And, you know, I still actually feel bad about that and don't - that's the part of the transformation in my own life that I'm not crazy about, you know - the sense that the country really is divided by class. And by virtue of going to an Ivy League school, I did, like, sort of jump social classes, and it's real. You know, you - there is a kind of condescension that can come with that that I, you know, have to really fight in myself.

GROSS: Well, Tom Perrotta, thanks so much for talking with us again.

PERROTTA: Oh, thanks so much for having me. It's such a pleasure.

BIANCULLI: Tom Perrotta speaking to Terry Gross in 2017. His novel "Mrs. Fletcher" has been adapted into an HBO miniseries of the same name. It premieres Sunday, starring Kathryn Hahn in the title role. After a break, Booker T. Jones, whom The New York Times just called soul's ultimate sideman. He fronted the band Booker T. and the M.G.'s at the Monterey International Pop Music Festival in 1967, which made stars of such influential music acts as Janis Joplin, The Who and Jimi Hendrix. Booker T. and the M.G.'s was the backing band for another headline-grabbing act, Otis Redding. I'm David Bianculli, and this is FRESH AIR.


OTIS REDDING: Oh. Oh. Can you do that one more time just like that? Oh. Oh. Do it just one more time - one more. Oh. Oh. Do it just one more time. Oh. Oh.

(Singing) With you, my life has been so wonderful. I can't stop now. You were tired. Transcript provided by NPR, Copyright NPR.

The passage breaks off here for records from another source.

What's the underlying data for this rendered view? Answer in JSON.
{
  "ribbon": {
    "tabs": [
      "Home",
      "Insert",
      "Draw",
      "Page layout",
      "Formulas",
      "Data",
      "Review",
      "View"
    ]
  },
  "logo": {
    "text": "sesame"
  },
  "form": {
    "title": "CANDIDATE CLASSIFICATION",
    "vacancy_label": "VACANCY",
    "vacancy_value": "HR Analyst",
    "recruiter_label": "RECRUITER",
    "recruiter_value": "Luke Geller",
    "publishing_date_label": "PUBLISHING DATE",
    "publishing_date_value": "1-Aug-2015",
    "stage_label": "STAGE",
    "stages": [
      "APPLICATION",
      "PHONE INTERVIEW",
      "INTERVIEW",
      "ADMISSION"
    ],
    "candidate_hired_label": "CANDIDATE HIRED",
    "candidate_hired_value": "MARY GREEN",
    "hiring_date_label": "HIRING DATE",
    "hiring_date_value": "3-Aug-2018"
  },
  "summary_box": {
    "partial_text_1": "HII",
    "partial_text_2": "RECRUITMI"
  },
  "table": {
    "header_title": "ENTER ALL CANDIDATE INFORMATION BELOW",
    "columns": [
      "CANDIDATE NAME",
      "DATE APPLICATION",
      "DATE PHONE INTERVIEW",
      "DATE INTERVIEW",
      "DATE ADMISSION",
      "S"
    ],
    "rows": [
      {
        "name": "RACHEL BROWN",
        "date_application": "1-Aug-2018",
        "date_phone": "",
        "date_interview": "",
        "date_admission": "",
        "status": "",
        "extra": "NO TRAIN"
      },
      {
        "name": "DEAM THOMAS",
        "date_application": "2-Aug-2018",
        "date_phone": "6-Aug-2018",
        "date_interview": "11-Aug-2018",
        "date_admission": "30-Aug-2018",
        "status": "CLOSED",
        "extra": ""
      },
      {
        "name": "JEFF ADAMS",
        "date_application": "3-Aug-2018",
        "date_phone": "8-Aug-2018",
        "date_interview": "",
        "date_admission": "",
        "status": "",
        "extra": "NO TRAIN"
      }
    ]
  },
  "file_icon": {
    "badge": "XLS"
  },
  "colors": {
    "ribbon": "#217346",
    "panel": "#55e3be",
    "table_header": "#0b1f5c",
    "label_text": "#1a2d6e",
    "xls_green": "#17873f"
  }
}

Terry Gross
Combine an intelligent interviewer with a roster of guests that, according to the Chicago Tribune, would be prized by any talk-show host, and you're bound to get an interesting conversation. Fresh Air interviews, though, are in a category by themselves, distinguished by the unique approach of host and executive producer Terry Gross. "A remarkable blend of empathy and warmth, genuine curiosity and sharp intelligence," says the San Francisco Chronicle.